This got me thinking. Didn’t we always have some kind of seasonality in our work? I expect physical jobs like farmers, hunters, or woodcutters follow the yearly seasons. I imagine that in the past our life and work was fundamentally different during each season. I like the thought of a “harvest season”. Each year you reap the results of your work, have a huge harvest party, then move on to something different. You know that the current work season will end at date x, no matter how challenging it is at the moment. Also it allows to have different modes of mental and physical strain.
This is something I miss in digital work. Digital work is always on, often turned to 11, with minimal physical variety throughout a year. Sure we have some seasonality with project or product lifecycles and fiscal years. But I miss true long term cycles that follow natural seasons.
In my professional network I see many digital workers change their job every 2-4 years. Changing jobs brings a kind of seasonality of “onboarding, producing, offboarding, repeat”. Wouldn’t it be nice to have seasonality in each position to avoid this pattern?
Here are some ideas I have that could introduce some seasonality:
- Customer facing positions have 2 month/year of internal work. This allows them to focus on optimising processes and products.
- Internal positions have 2 month/year where they join customer projects. This allows them to get first hand insights from customers.
- Everyone works 10 month/year in home office and 2 month/year onsite.
- Everyone has the option to work 2 month/year from a different office.
- Everyone has 1-2 month/year of dedicated training.
- Customer facing positions have the option to switch their projects every 9 month.
- Daily work hours are longer in the winter and shorter in the summer.
I know some of these topics are not good for productivity. But keeping employees also has benefits like reducing hiring and onboarding costs.

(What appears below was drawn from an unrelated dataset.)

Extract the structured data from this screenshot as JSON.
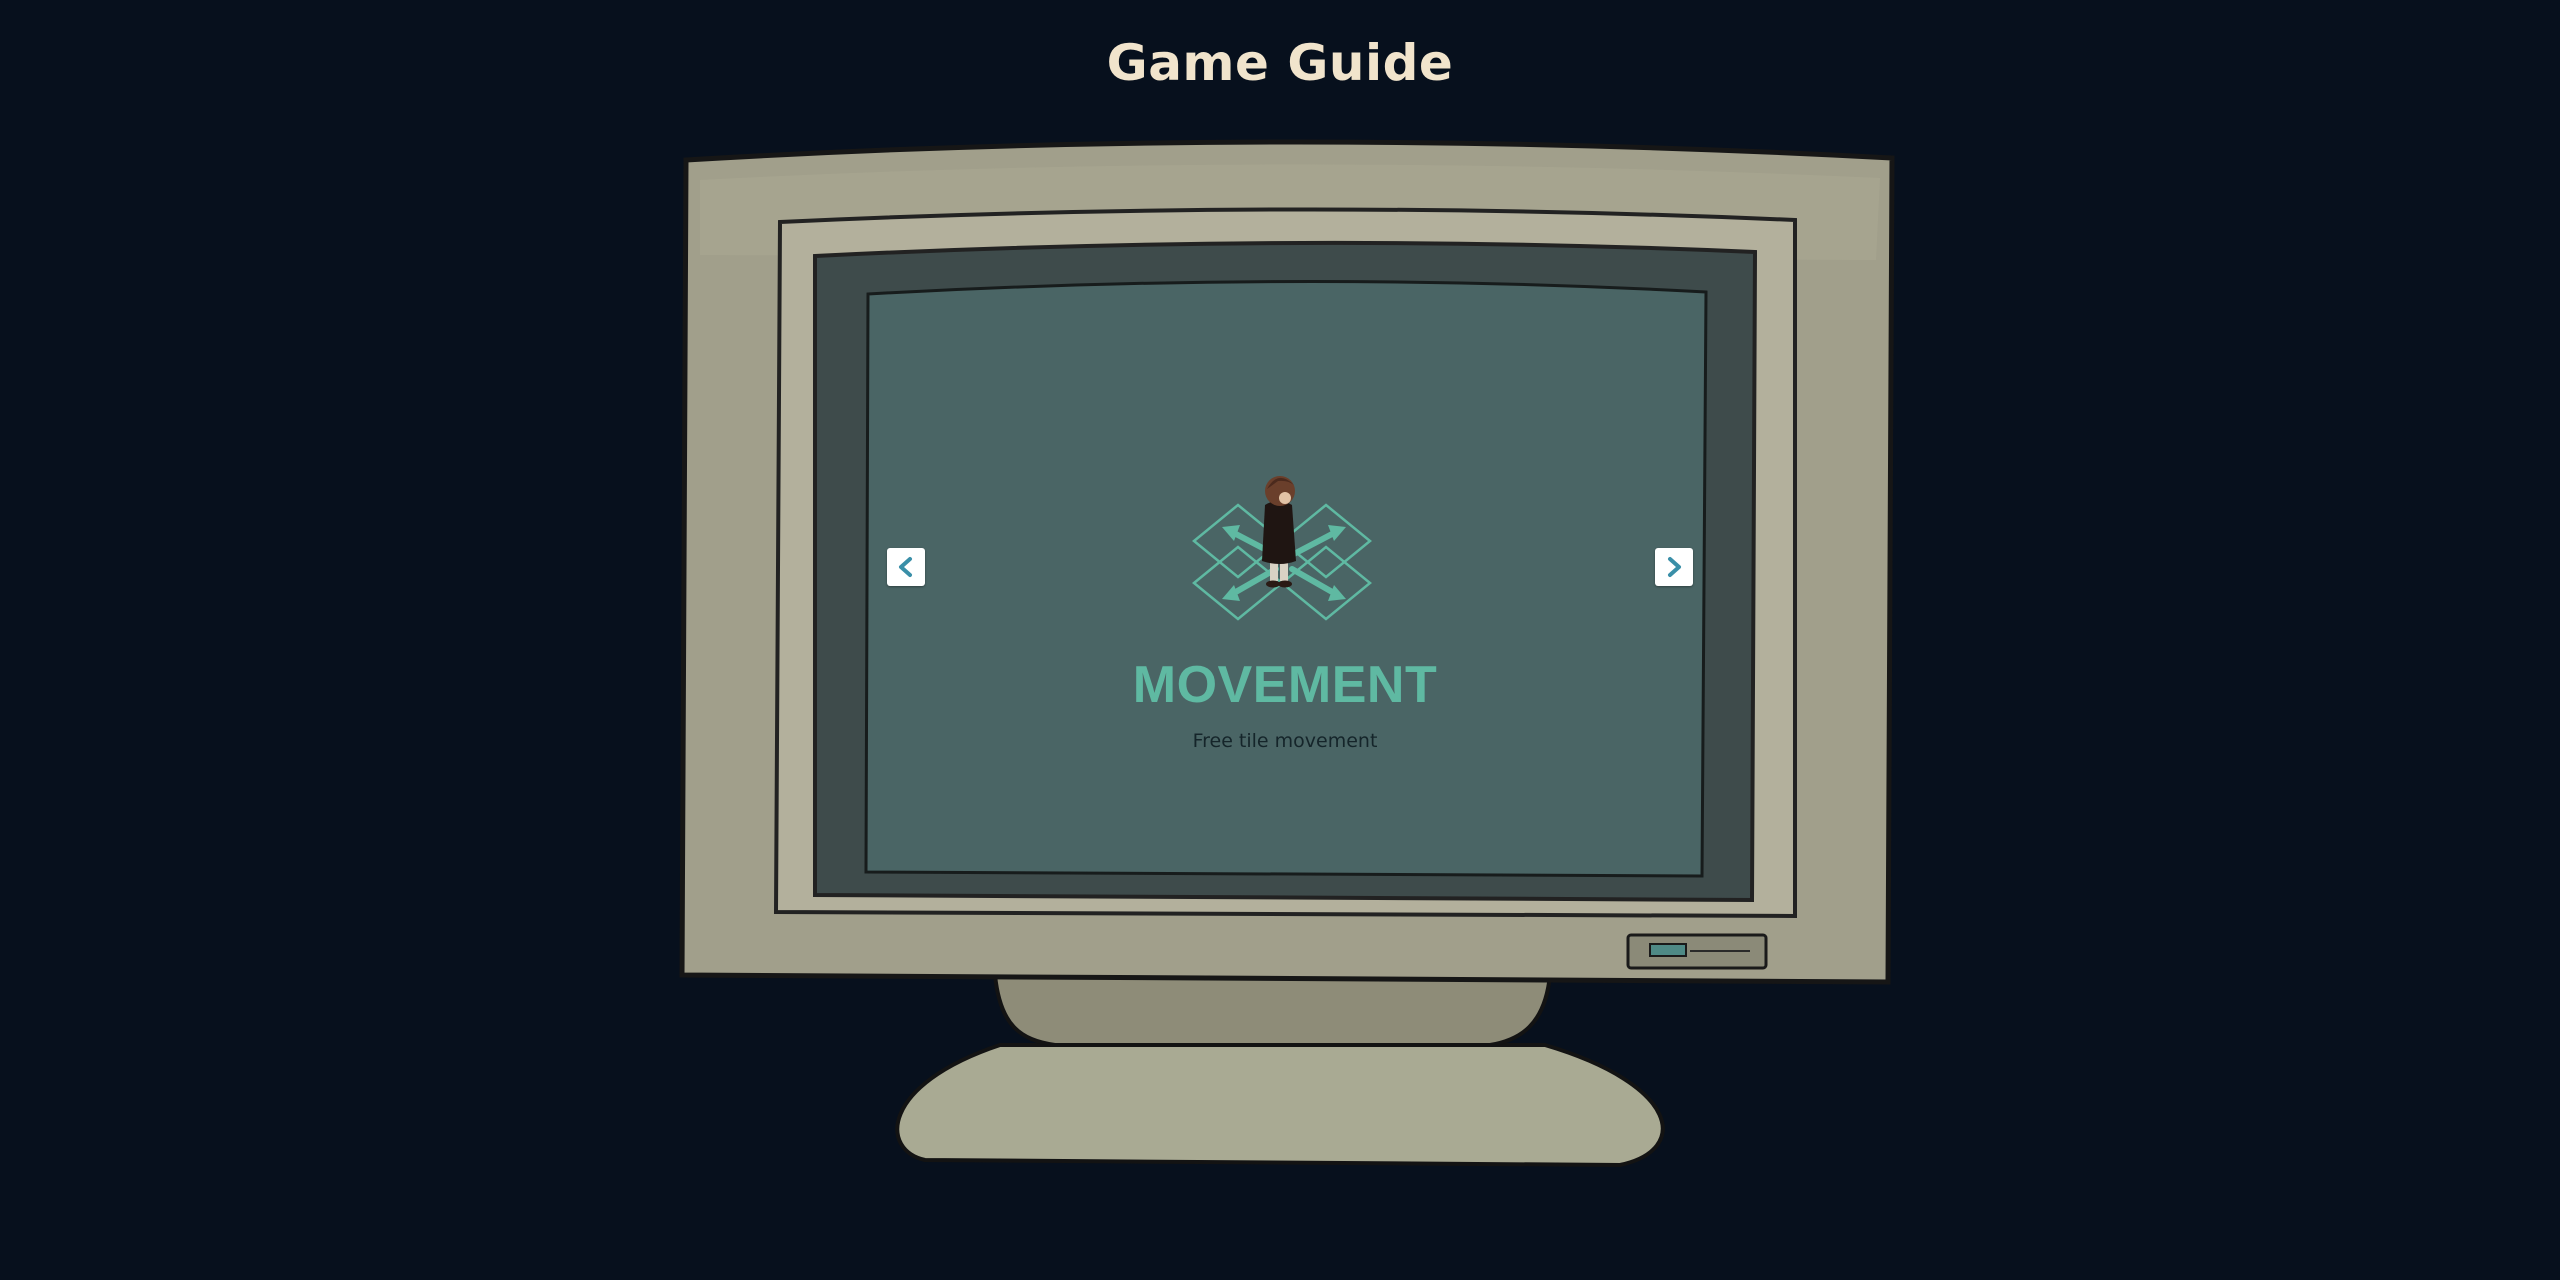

So what do I do now after realising this? My first step is to work part time. I am very grateful that my current employer Plan.Net offers me the option to work part time. This allows me to have a fixed set of days each week where I have typical digital project work. On the rest of the week I can work the way I want, following the seasons. E.g. I can spend more time with the family during summer and do some side project work on the winter. A perfect balance of safety and variety. I am positive that I can extend this mode of work for a very long time.